The sun was shining up until the time we were ready to shoot. It seemed like no sooner had the makeup artist Eva uttered the words “she’s ready!”, the sun went behind the clouds. Ah well, I had mentally prepared for that and more. I figured hey, the sky is going to be gray anyway, so I’ll do some blown-out high key shots (like the lead shot). Gray is no fun, but white can be. You’ll notice the bright sunlight on Christina’s face coming from camera left. Well no, that’s not sunlight.It’s a Nikon SB-28 in a Lumiquest SoftBox III, held by my assistant for the day (and fellow photographer), Amber Seat. The sun would have been coming from the opposite direction actually, although it was overcast and we were in the shade of a rock. But a little brightness and warmth added in post give that image a sunnier feel than what reality was prepared to offer.
The two images below were shot while the sky still held some interest.
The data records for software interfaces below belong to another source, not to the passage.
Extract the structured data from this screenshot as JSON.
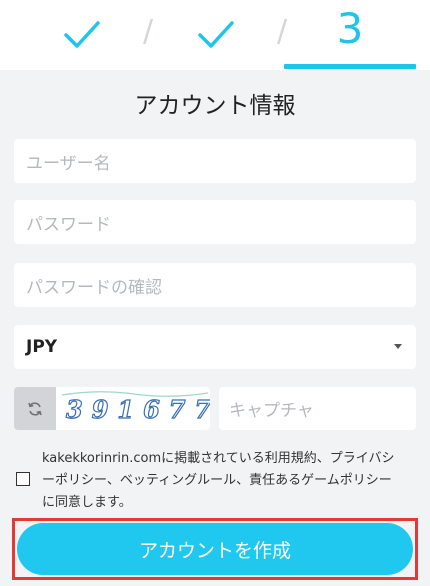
{
  "stepper": {
    "steps": [
      {
        "state": "done",
        "icon": "check-icon"
      },
      {
        "state": "done",
        "icon": "check-icon"
      },
      {
        "state": "current",
        "label": "3"
      }
    ],
    "separator": "/"
  },
  "form": {
    "title": "アカウント情報",
    "username_placeholder": "ユーザー名",
    "password_placeholder": "パスワード",
    "password_confirm_placeholder": "パスワードの確認",
    "currency_value": "JPY",
    "captcha_code": "391677",
    "captcha_placeholder": "キャプチャ",
    "agreement_text": "kakekkorinrin.comに掲載されている利用規約、プライバシーポリシー、ベッティングルール、責任あるゲームポリシーに同意します。",
    "submit_label": "アカウントを作成"
  },
  "colors": {
    "accent": "#1fc4ea",
    "highlight": "#e53935"
  }
}
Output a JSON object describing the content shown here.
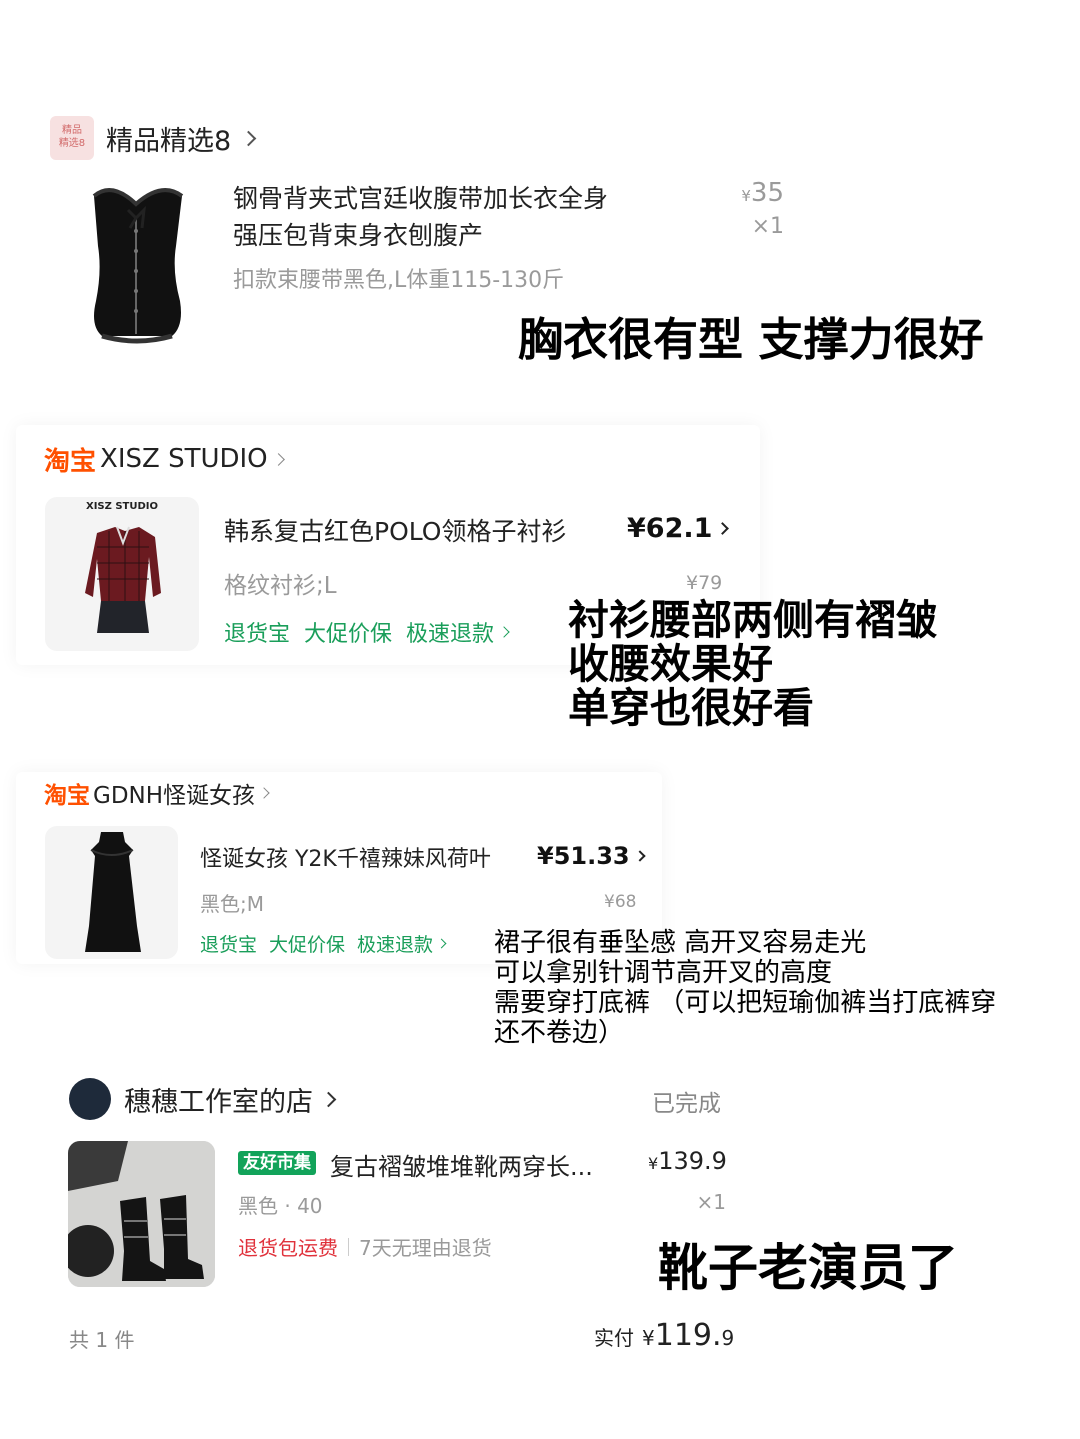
{
  "colors": {
    "taobao_orange": "#ff5000",
    "green_tag": "#1a9e5a",
    "red_tag": "#e0313b",
    "badge_bg": "#f7e1e1",
    "friendly_market_bg": "#12a35a"
  },
  "block1": {
    "badge_line1": "精品",
    "badge_line2": "精选8",
    "shop_name": "精品精选8",
    "title_line1": "钢骨背夹式宫廷收腹带加长衣全身",
    "title_line2": "强压包背束身衣刨腹产",
    "sku": "扣款束腰带黑色,L体重115-130斤",
    "currency": "¥",
    "price": "35",
    "qty": "×1",
    "caption": "胸衣很有型 支撑力很好"
  },
  "block2": {
    "taobao_logo": "淘宝",
    "shop_name": "XISZ STUDIO",
    "image_label": "XISZ STUDIO",
    "title": "韩系复古红色POLO领格子衬衫",
    "price": "¥62.1",
    "sku": "格纹衬衫;L",
    "original_price": "¥79",
    "tags": [
      "退货宝",
      "大促价保",
      "极速退款"
    ],
    "caption_lines": [
      "衬衫腰部两侧有褶皱",
      "收腰效果好",
      "单穿也很好看"
    ]
  },
  "block3": {
    "taobao_logo": "淘宝",
    "shop_name": "GDNH怪诞女孩",
    "title": "怪诞女孩 Y2K千禧辣妹风荷叶",
    "price": "¥51.33",
    "sku": "黑色;M",
    "original_price": "¥68",
    "tags": [
      "退货宝",
      "大促价保",
      "极速退款"
    ],
    "caption_lines": [
      "裙子很有垂坠感 高开叉容易走光",
      "可以拿别针调节高开叉的高度",
      "需要穿打底裤 （可以把短瑜伽裤当打底裤穿",
      "还不卷边）"
    ]
  },
  "block4": {
    "shop_name": "穗穗工作室的店",
    "status": "已完成",
    "market_badge": "友好市集",
    "title": "复古褶皱堆堆靴两穿长...",
    "currency": "¥",
    "price": "139.9",
    "sku": "黑色 · 40",
    "qty": "×1",
    "tag_red": "退货包运费",
    "tag_gray": "7天无理由退货",
    "caption": "靴子老演员了",
    "total_count": "共 1 件",
    "paid_label": "实付",
    "paid_currency": "¥",
    "paid_int": "119.",
    "paid_dec": "9"
  }
}
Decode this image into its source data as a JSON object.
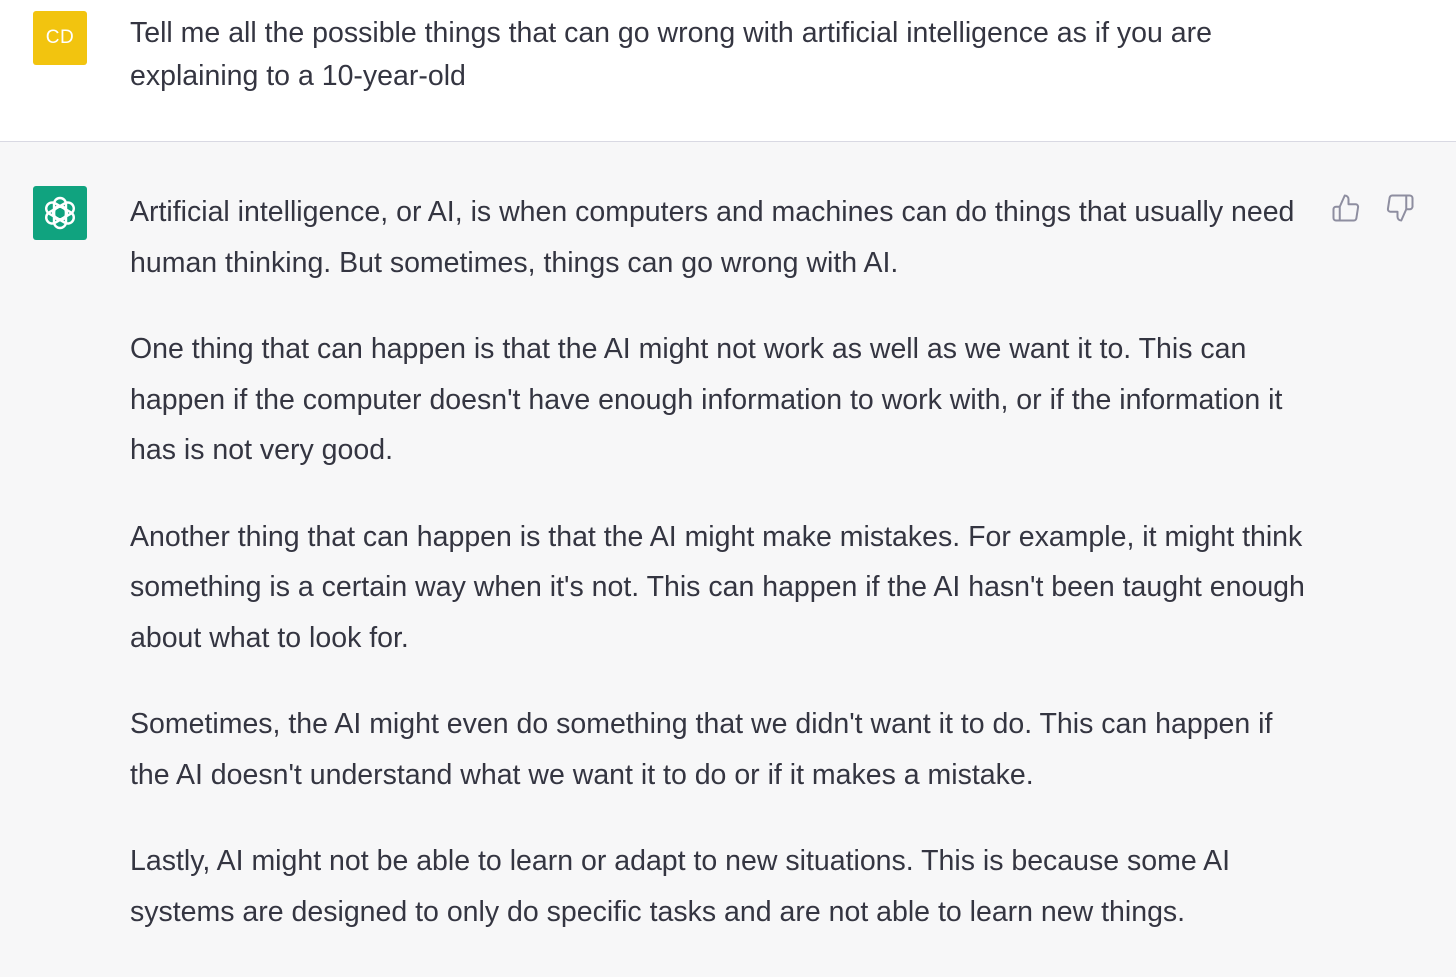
{
  "user_message": {
    "avatar_initials": "CD",
    "avatar_color": "#f2c40f",
    "text": "Tell me all the possible things that can go wrong with artificial intelligence as if you are explaining to a 10-year-old"
  },
  "assistant_message": {
    "avatar_icon": "openai-logo-icon",
    "avatar_color": "#10a37f",
    "paragraphs": [
      "Artificial intelligence, or AI, is when computers and machines can do things that usually need human thinking. But sometimes, things can go wrong with AI.",
      "One thing that can happen is that the AI might not work as well as we want it to. This can happen if the computer doesn't have enough information to work with, or if the information it has is not very good.",
      "Another thing that can happen is that the AI might make mistakes. For example, it might think something is a certain way when it's not. This can happen if the AI hasn't been taught enough about what to look for.",
      "Sometimes, the AI might even do something that we didn't want it to do. This can happen if the AI doesn't understand what we want it to do or if it makes a mistake.",
      "Lastly, AI might not be able to learn or adapt to new situations. This is because some AI systems are designed to only do specific tasks and are not able to learn new things."
    ],
    "feedback_icons": [
      "thumbs-up-icon",
      "thumbs-down-icon"
    ]
  }
}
Both are strobe-lit, using my Norman 200B in a 45″ shoot-through umbrella. But with the low-contrast conditions, I was careful to balance my ambient and flash very carefully. It’s a very different mindset from the previous Malibu shoot, which was all about fighting full sun, pinning it to the ground with a powerful strobe and making it say “uncle”. This was more of a polite negotiation with the available light, giving it a little more direction.
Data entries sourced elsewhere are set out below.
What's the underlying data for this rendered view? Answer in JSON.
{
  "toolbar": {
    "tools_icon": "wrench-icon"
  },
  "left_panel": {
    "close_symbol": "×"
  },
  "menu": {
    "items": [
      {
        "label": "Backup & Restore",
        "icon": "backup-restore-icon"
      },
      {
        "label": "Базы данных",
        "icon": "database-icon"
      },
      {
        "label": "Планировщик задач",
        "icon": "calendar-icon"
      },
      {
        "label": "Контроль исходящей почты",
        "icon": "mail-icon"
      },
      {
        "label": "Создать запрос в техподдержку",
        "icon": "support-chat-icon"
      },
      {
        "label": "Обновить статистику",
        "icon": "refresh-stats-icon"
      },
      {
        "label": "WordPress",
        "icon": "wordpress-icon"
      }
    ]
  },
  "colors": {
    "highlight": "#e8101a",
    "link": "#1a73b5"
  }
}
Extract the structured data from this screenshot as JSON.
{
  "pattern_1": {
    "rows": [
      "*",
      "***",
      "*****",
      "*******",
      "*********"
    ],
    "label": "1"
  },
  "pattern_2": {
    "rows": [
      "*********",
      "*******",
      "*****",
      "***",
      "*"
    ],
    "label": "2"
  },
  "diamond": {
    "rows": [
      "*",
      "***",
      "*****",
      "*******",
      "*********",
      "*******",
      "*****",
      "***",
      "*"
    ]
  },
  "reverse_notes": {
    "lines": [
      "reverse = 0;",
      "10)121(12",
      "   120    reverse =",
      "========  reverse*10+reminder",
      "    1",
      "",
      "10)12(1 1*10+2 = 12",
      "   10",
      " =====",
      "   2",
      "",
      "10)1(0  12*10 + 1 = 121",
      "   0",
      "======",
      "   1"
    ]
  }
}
The shot below was from the same sequence as the lead shot. Although it had gotten so cold and windy that I took mercy on poor Christina and let her put on a sweater. Hey that storm is rolling in? Let’s do the bikini shots now! Actually I was trying to be considerate…I thought since the weather was changing, we’d better do those before it got too cold.
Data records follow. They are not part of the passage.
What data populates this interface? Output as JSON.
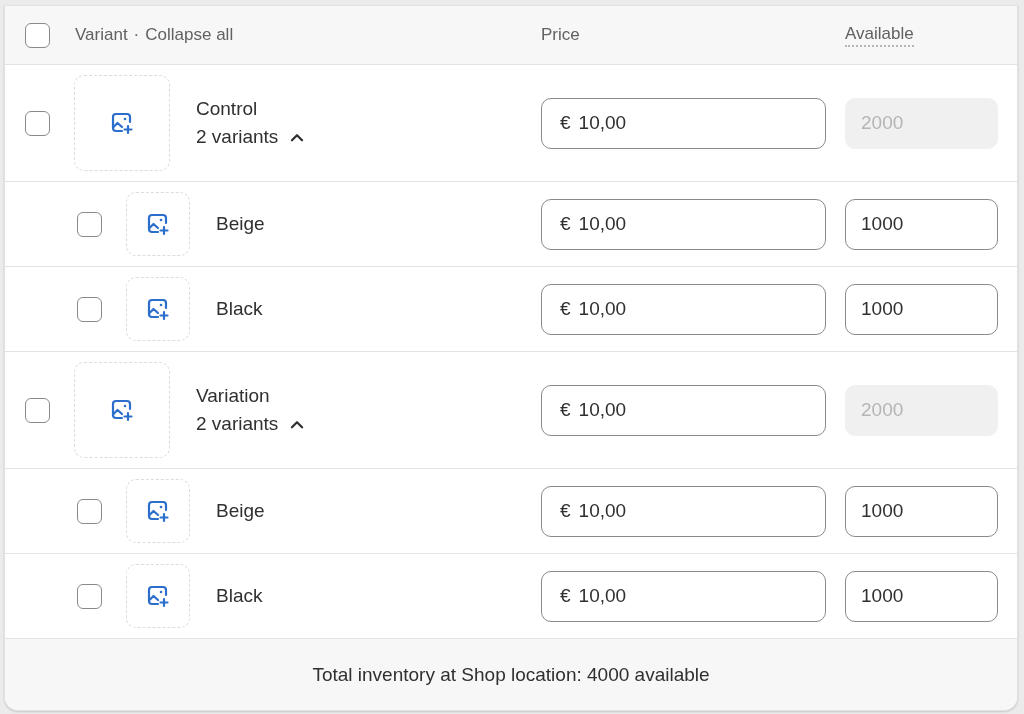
{
  "header": {
    "select_all_checked": false,
    "variant_label": "Variant",
    "separator": "·",
    "collapse_label": "Collapse all",
    "price_label": "Price",
    "available_label": "Available"
  },
  "groups": [
    {
      "name": "Control",
      "checked": false,
      "variants_count": "2 variants",
      "expanded": true,
      "currency": "€",
      "price": "10,00",
      "available": "2000",
      "disabled": true,
      "children": [
        {
          "name": "Beige",
          "checked": false,
          "currency": "€",
          "price": "10,00",
          "available": "1000",
          "disabled": false
        },
        {
          "name": "Black",
          "checked": false,
          "currency": "€",
          "price": "10,00",
          "available": "1000",
          "disabled": false
        }
      ]
    },
    {
      "name": "Variation",
      "checked": false,
      "variants_count": "2 variants",
      "expanded": true,
      "currency": "€",
      "price": "10,00",
      "available": "2000",
      "disabled": true,
      "children": [
        {
          "name": "Beige",
          "checked": false,
          "currency": "€",
          "price": "10,00",
          "available": "1000",
          "disabled": false
        },
        {
          "name": "Black",
          "checked": false,
          "currency": "€",
          "price": "10,00",
          "available": "1000",
          "disabled": false
        }
      ]
    }
  ],
  "footer": "Total inventory at Shop location: 4000 available"
}
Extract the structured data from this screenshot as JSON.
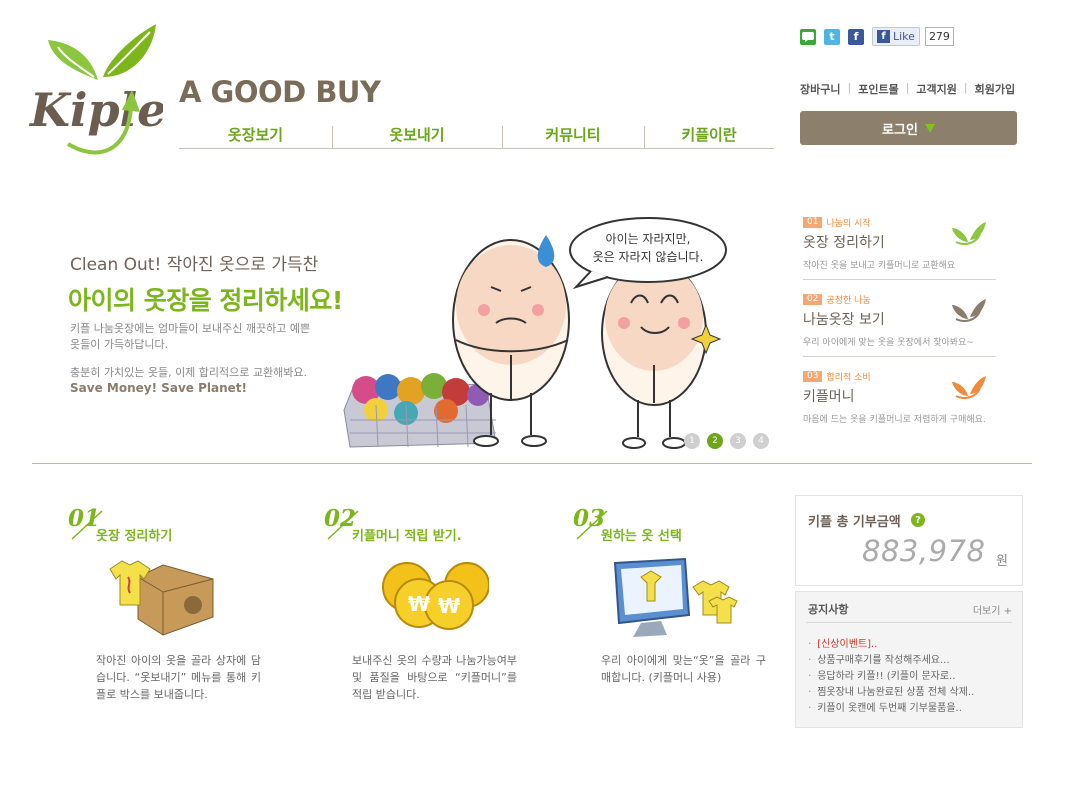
{
  "header": {
    "brand_text": "A GOOD BUY",
    "logo_text": "Kiple",
    "nav": [
      {
        "label": "옷장보기"
      },
      {
        "label": "옷보내기"
      },
      {
        "label": "커뮤니티"
      },
      {
        "label": "키플이란"
      }
    ],
    "social": {
      "like_label": "Like",
      "like_count": "279",
      "icons": [
        "me2day-icon",
        "twitter-icon",
        "facebook-icon"
      ]
    },
    "util_links": [
      "장바구니",
      "포인트몰",
      "고객지원",
      "회원가입"
    ],
    "login_label": "로그인"
  },
  "hero": {
    "subtitle": "Clean Out! 작아진 옷으로 가득찬",
    "title": "아이의 옷장을 정리하세요!",
    "desc1": "키플 나눔옷장에는 엄마들이 보내주신 깨끗하고 예쁜 옷들이 가득하답니다.",
    "desc2": "충분히 가치있는 옷들, 이제 합리적으로 교환해봐요.",
    "save_line": "Save Money! Save Planet!",
    "bubble_line1": "아이는 자라지만,",
    "bubble_line2": "옷은 자라지 않습니다.",
    "slides": [
      "1",
      "2",
      "3",
      "4"
    ],
    "active_slide": 2
  },
  "side_steps": [
    {
      "num": "01",
      "tag": "나눔의 시작",
      "title": "옷장 정리하기",
      "desc": "작아진 옷을 보내고 키플머니로 교환해요"
    },
    {
      "num": "02",
      "tag": "공정한 나눔",
      "title": "나눔옷장 보기",
      "desc": "우리 아이에게 맞는 옷을 옷장에서 찾아봐요~"
    },
    {
      "num": "03",
      "tag": "합리적 소비",
      "title": "키플머니",
      "desc": "마음에 드는 옷을 키플머니로 저렴하게 구매해요."
    }
  ],
  "steps": [
    {
      "num": "01",
      "title": "옷장 정리하기",
      "desc": "작아진 아이의 옷을 골라 상자에 담습니다. “옷보내기” 메뉴를 통해 키플로 박스를 보내줍니다."
    },
    {
      "num": "02",
      "title": "키플머니 적립 받기.",
      "desc": "보내주신 옷의 수량과 나눔가능여부 및 품질을 바탕으로 “키플머니”를 적립 받습니다."
    },
    {
      "num": "03",
      "title": "원하는 옷 선택",
      "desc": "우리 아이에게 맞는“옷”을 골라 구매합니다. (키플머니 사용)"
    }
  ],
  "donation": {
    "label": "키플 총 기부금액",
    "help": "?",
    "amount": "883,978",
    "unit": "원"
  },
  "notice": {
    "title": "공지사항",
    "more": "더보기 +",
    "items": [
      "[신상이벤트]..",
      "상품구매후기를 작성해주세요...",
      "응답하라 키플!! (키플이 문자로..",
      "찜옷장내 나눔완료된 상품 전체 삭제..",
      "키플이 옷캔에 두번째 기부물품을.."
    ]
  },
  "colors": {
    "green": "#7cb51c",
    "brown": "#8c7f6c",
    "orange": "#f08a3c"
  }
}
Remember that rock I mentioned at the beginning? We weren’t in its shade because of the sun. We were actually there because of the wind. It was picking up, and I wanted to keep Christina warm and and her hair not completely wild. It was too much for the umbrella though, so I switched Amber’s lighting rig to the SB-28 mentioned above. Soft light? Hardly, not at this range. But it took some of the shine off the skin that would have been there from a straight strobe. And I used the light to add some direction and depth, rather than as an overpowering strobe. If you go back to the lead shot, you can see how the wind is whipping her scarf around.
Below, the lighting is even more subtle: I just had Christina walk along the beach, while Amber kept a constant distance from her with the strobe. Christina did a great job of modeling here, keeping her expressions genuine. It probably helped that I kept falling over as I walked backwards. Did I exaggerate the stumbling a little for comic effect, to keep her smiling? Sorry, I can’t reveal my most prized fashion-photographer secrets. You’ll have to sign up for my week-long course for that.
And speaking of “comic effect”, here’s a fun shot proving that modeling isn’t all just hard work and long hours.
We did eventually get rained on, just a little bit. So I cut the shoot short, just in case the skies planned to really open up. The climb up the cliff path to the parking lot is pretty substantial, especially with equipment. It’s not something you want to do in a hurry.
I pity the photographers who showed up just as we were leaving though! I don’t know what they were thinking. There was a photographer, an assistant, a swimsuit model, and a lot of equipment (including what looked like an 8-foot octobox!). How they were going to keep that octobox from blowing away in the wind, I have no idea. The model must have been shivering the entire time. And it really started raining in earnest on my way home. I don’t think they got the shot…but I’ll never know for sure.